▸ **TASK REQUIREMENTS**: A single number is the answer: how many lines of the entries contain the word "document"?

[[ MATERIAL SHOWN open ]]

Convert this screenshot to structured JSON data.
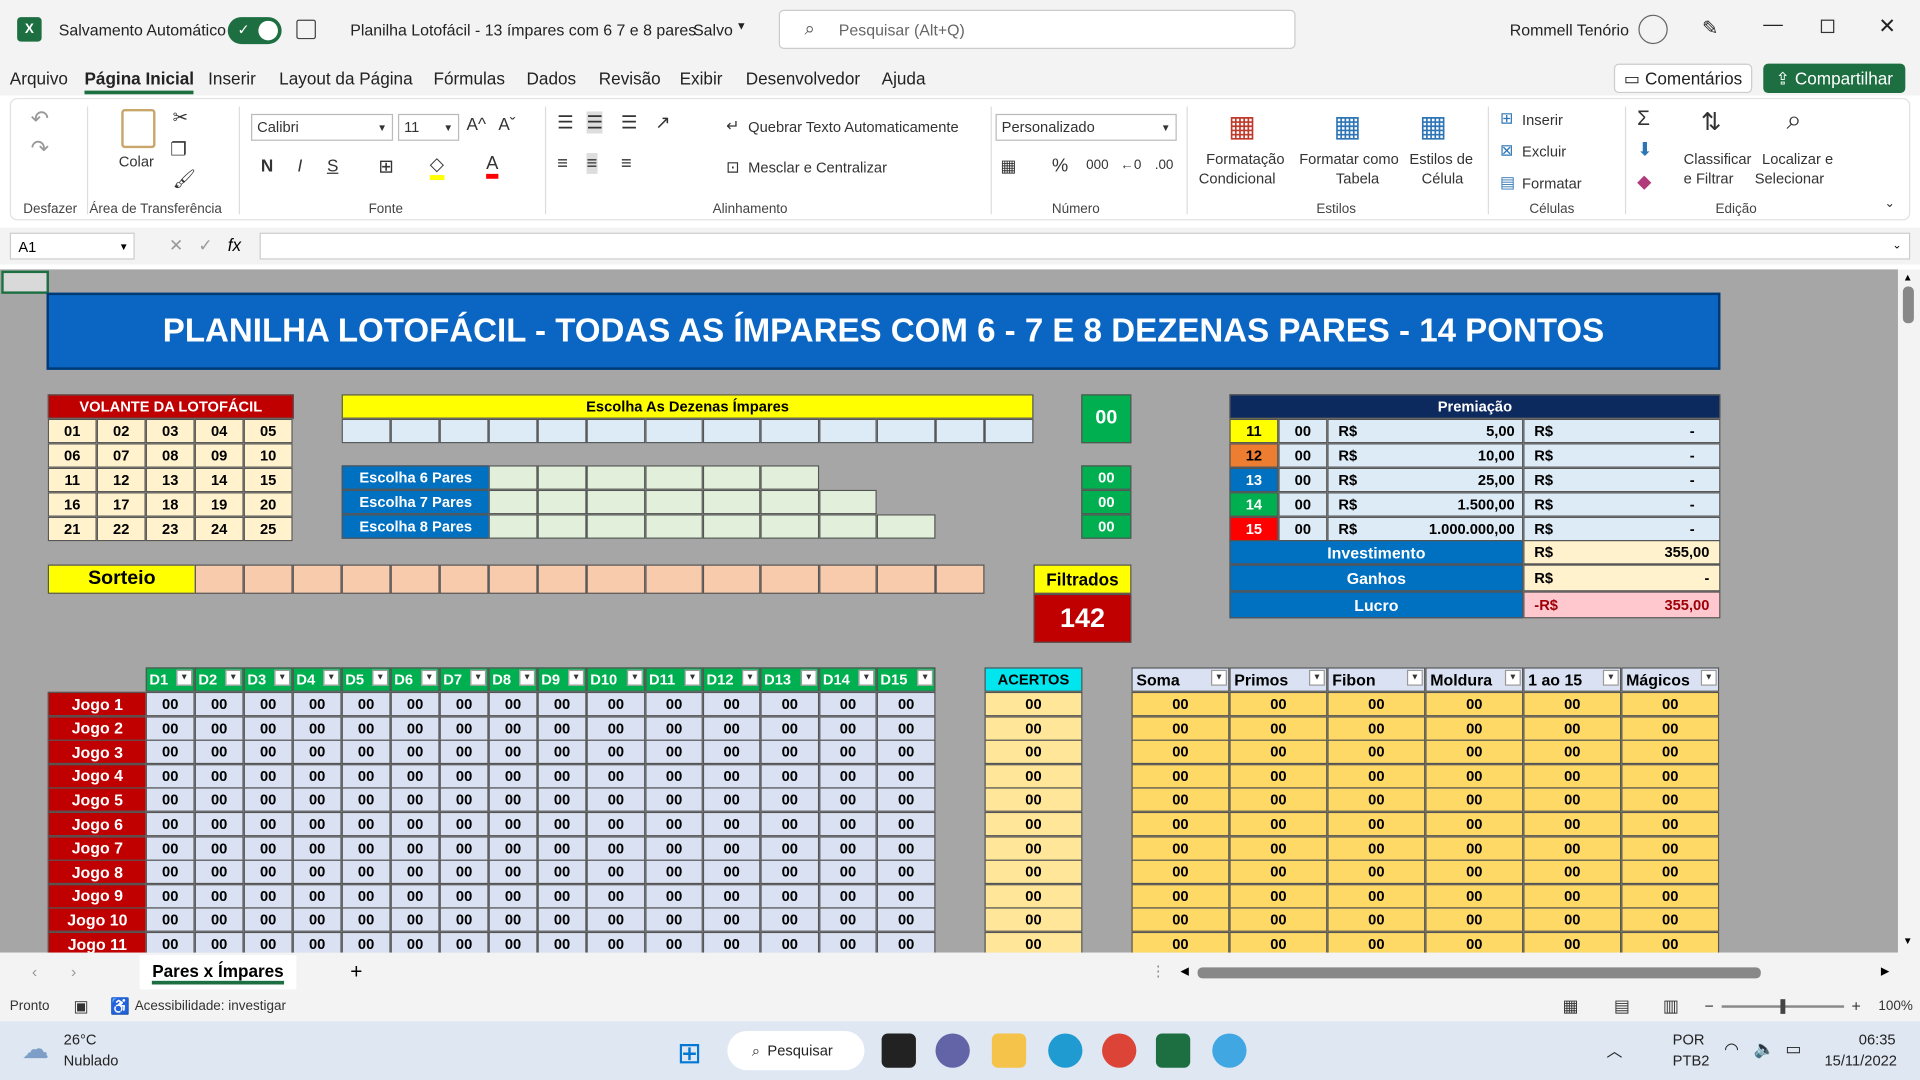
{
  "titlebar": {
    "autosave_label": "Salvamento Automático",
    "doc_title": "Planilha Lotofácil - 13 ímpares com 6 7 e 8 pares",
    "save_status": "Salvo",
    "search_placeholder": "Pesquisar (Alt+Q)",
    "user": "Rommell Tenório"
  },
  "menu": [
    "Arquivo",
    "Página Inicial",
    "Inserir",
    "Layout da Página",
    "Fórmulas",
    "Dados",
    "Revisão",
    "Exibir",
    "Desenvolvedor",
    "Ajuda"
  ],
  "menu_right": {
    "comments": "Comentários",
    "share": "Compartilhar"
  },
  "ribbon": {
    "undo_label": "Desfazer",
    "paste_label": "Colar",
    "clipboard_label": "Área de Transferência",
    "font_name": "Calibri",
    "font_size": "11",
    "font_label": "Fonte",
    "bold": "N",
    "italic": "I",
    "underline": "S",
    "wrap_text": "Quebrar Texto Automaticamente",
    "merge_center": "Mesclar e Centralizar",
    "alignment_label": "Alinhamento",
    "number_format": "Personalizado",
    "number_label": "Número",
    "cond_format_1": "Formatação",
    "cond_format_2": "Condicional",
    "format_table_1": "Formatar como",
    "format_table_2": "Tabela",
    "cell_styles_1": "Estilos de",
    "cell_styles_2": "Célula",
    "styles_label": "Estilos",
    "insert": "Inserir",
    "delete": "Excluir",
    "format": "Formatar",
    "cells_label": "Células",
    "sort_1": "Classificar",
    "sort_2": "e Filtrar",
    "find_1": "Localizar e",
    "find_2": "Selecionar",
    "editing_label": "Edição"
  },
  "formula": {
    "namebox": "A1",
    "fx": "fx",
    "content": ""
  },
  "sheet": {
    "title": "PLANILHA LOTOFÁCIL - TODAS AS ÍMPARES COM 6 - 7 E 8 DEZENAS PARES - 14 PONTOS",
    "volante_title": "VOLANTE DA LOTOFÁCIL",
    "volante": [
      [
        "01",
        "02",
        "03",
        "04",
        "05"
      ],
      [
        "06",
        "07",
        "08",
        "09",
        "10"
      ],
      [
        "11",
        "12",
        "13",
        "14",
        "15"
      ],
      [
        "16",
        "17",
        "18",
        "19",
        "20"
      ],
      [
        "21",
        "22",
        "23",
        "24",
        "25"
      ]
    ],
    "impares_title": "Escolha As Dezenas Ímpares",
    "pares_rows": [
      "Escolha 6 Pares",
      "Escolha 7 Pares",
      "Escolha 8 Pares"
    ],
    "count_impares": "00",
    "count_pares": [
      "00",
      "00",
      "00"
    ],
    "sorteio": "Sorteio",
    "filtrados_label": "Filtrados",
    "filtrados_value": "142",
    "premiacao_title": "Premiação",
    "premiacao": [
      {
        "k": "11",
        "n": "00",
        "v": "5,00",
        "t": "-"
      },
      {
        "k": "12",
        "n": "00",
        "v": "10,00",
        "t": "-"
      },
      {
        "k": "13",
        "n": "00",
        "v": "25,00",
        "t": "-"
      },
      {
        "k": "14",
        "n": "00",
        "v": "1.500,00",
        "t": "-"
      },
      {
        "k": "15",
        "n": "00",
        "v": "1.000.000,00",
        "t": "-"
      }
    ],
    "currency": "R$",
    "investimento": {
      "label": "Investimento",
      "cur": "R$",
      "value": "355,00"
    },
    "ganhos": {
      "label": "Ganhos",
      "cur": "R$",
      "value": "-"
    },
    "lucro": {
      "label": "Lucro",
      "cur": "-R$",
      "value": "355,00"
    },
    "d_headers": [
      "D1",
      "D2",
      "D3",
      "D4",
      "D5",
      "D6",
      "D7",
      "D8",
      "D9",
      "D10",
      "D11",
      "D12",
      "D13",
      "D14",
      "D15"
    ],
    "acertos_header": "ACERTOS",
    "stat_headers": [
      "Soma",
      "Primos",
      "Fibon",
      "Moldura",
      "1 ao 15",
      "Mágicos"
    ],
    "jogos": [
      "Jogo 1",
      "Jogo 2",
      "Jogo 3",
      "Jogo 4",
      "Jogo 5",
      "Jogo 6",
      "Jogo 7",
      "Jogo 8",
      "Jogo 9",
      "Jogo 10",
      "Jogo 11"
    ],
    "zero": "00"
  },
  "tabs": {
    "active": "Pares x Ímpares",
    "add": "+"
  },
  "status": {
    "ready": "Pronto",
    "accessibility": "Acessibilidade: investigar",
    "zoom": "100%"
  },
  "taskbar": {
    "temp": "26°C",
    "weather": "Nublado",
    "search": "Pesquisar",
    "lang1": "POR",
    "lang2": "PTB2",
    "time": "06:35",
    "date": "15/11/2022"
  }
}
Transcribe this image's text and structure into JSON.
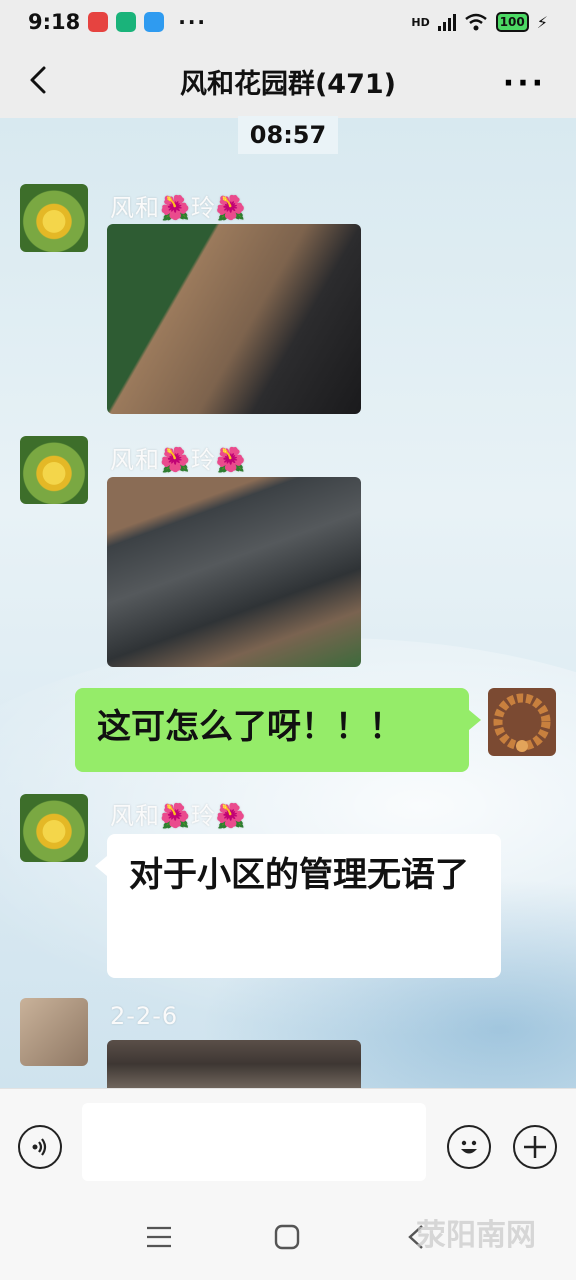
{
  "status_bar": {
    "time": "9:18",
    "more": "···",
    "network": "HD",
    "battery": "100"
  },
  "header": {
    "title": "风和花园群(471)",
    "more": "···"
  },
  "timestamp": "08:57",
  "messages": [
    {
      "sender": "风和🌺玲🌺",
      "type": "image"
    },
    {
      "sender": "风和🌺玲🌺",
      "type": "image"
    },
    {
      "sender": "self",
      "type": "text",
      "text": "这可怎么了呀！！！"
    },
    {
      "sender": "风和🌺玲🌺",
      "type": "text",
      "text": "对于小区的管理无语了"
    },
    {
      "sender": "2-2-6",
      "type": "image"
    }
  ],
  "input_bar": {
    "value": ""
  },
  "watermark": "荥阳南网"
}
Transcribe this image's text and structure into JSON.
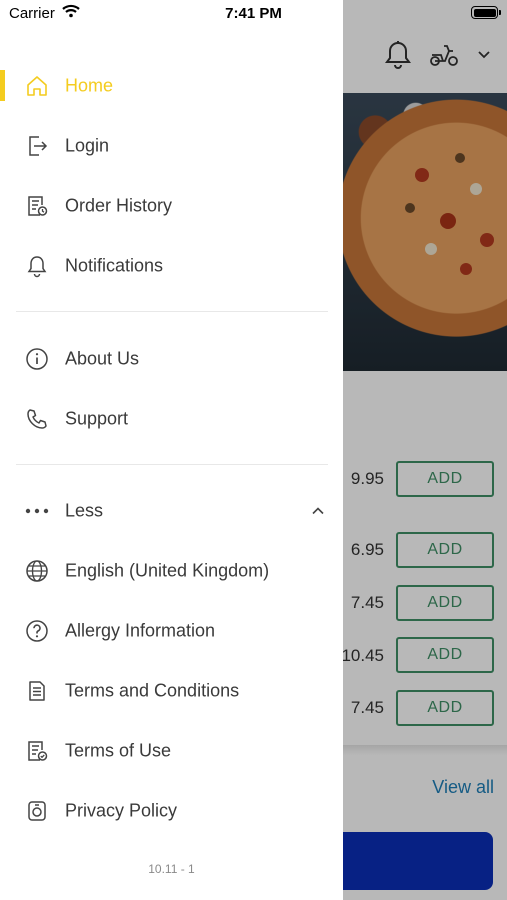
{
  "status_bar": {
    "carrier": "Carrier",
    "time": "7:41 PM"
  },
  "background": {
    "prices": [
      "9.95",
      "6.95",
      "7.45",
      "10.45",
      "7.45"
    ],
    "add_label": "ADD",
    "view_all": "View all",
    "icons": [
      "bell-icon",
      "scooter-icon",
      "chevron-down-icon"
    ]
  },
  "drawer": {
    "items": [
      {
        "label": "Home",
        "icon": "home-icon",
        "active": true
      },
      {
        "label": "Login",
        "icon": "login-icon"
      },
      {
        "label": "Order History",
        "icon": "order-history-icon"
      },
      {
        "label": "Notifications",
        "icon": "bell-icon"
      }
    ],
    "info_items": [
      {
        "label": "About Us",
        "icon": "info-icon"
      },
      {
        "label": "Support",
        "icon": "phone-icon"
      }
    ],
    "more_toggle": {
      "label": "Less",
      "icon": "ellipsis-icon",
      "state_icon": "chevron-up-icon"
    },
    "extra_items": [
      {
        "label": "English (United Kingdom)",
        "icon": "globe-icon"
      },
      {
        "label": "Allergy Information",
        "icon": "question-icon"
      },
      {
        "label": "Terms and Conditions",
        "icon": "document-icon"
      },
      {
        "label": "Terms of Use",
        "icon": "document-check-icon"
      },
      {
        "label": "Privacy Policy",
        "icon": "privacy-icon"
      }
    ],
    "version": "10.11 - 1"
  },
  "colors": {
    "accent": "#f4cc1f",
    "text": "#3a3a3a",
    "add_green": "#3f8f66",
    "link_blue": "#1e7fb8",
    "cta_blue": "#0a2fb8"
  }
}
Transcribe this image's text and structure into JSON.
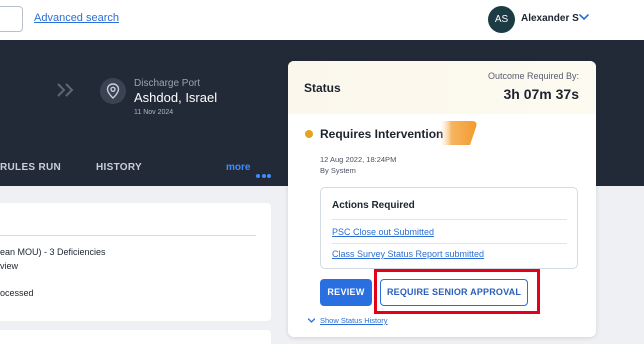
{
  "header": {
    "advanced_search_label": "Advanced search",
    "user": {
      "initials": "AS",
      "name": "Alexander S"
    }
  },
  "voyage": {
    "discharge_port_label": "Discharge Port",
    "discharge_port_name": "Ashdod, Israel",
    "discharge_port_date": "11 Nov 2024"
  },
  "tabs": [
    {
      "label": "RULES RUN"
    },
    {
      "label": "HISTORY"
    },
    {
      "label": "more"
    }
  ],
  "left_card": {
    "lines": [
      "ean MOU) - 3 Deficiencies",
      "view",
      "ocessed"
    ]
  },
  "status": {
    "title": "Status",
    "outcome_label": "Outcome Required By:",
    "countdown": "3h 07m 37s",
    "state": "Requires Intervention",
    "state_color": "#e0a61d",
    "state_date": "12 Aug 2022, 18:24PM",
    "state_by": "By System",
    "actions_title": "Actions Required",
    "actions": [
      "PSC Close out Submitted",
      "Class Survey Status Report submitted"
    ],
    "review_label": "REVIEW",
    "senior_approval_label": "REQUIRE SENIOR APPROVAL",
    "history_link": "Show Status History"
  },
  "colors": {
    "accent": "#2a6fe0",
    "header_dark": "#232a37",
    "highlight": "#e3001b"
  }
}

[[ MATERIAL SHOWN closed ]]

▸ **ANSWER TO THE EXERCISE**: 2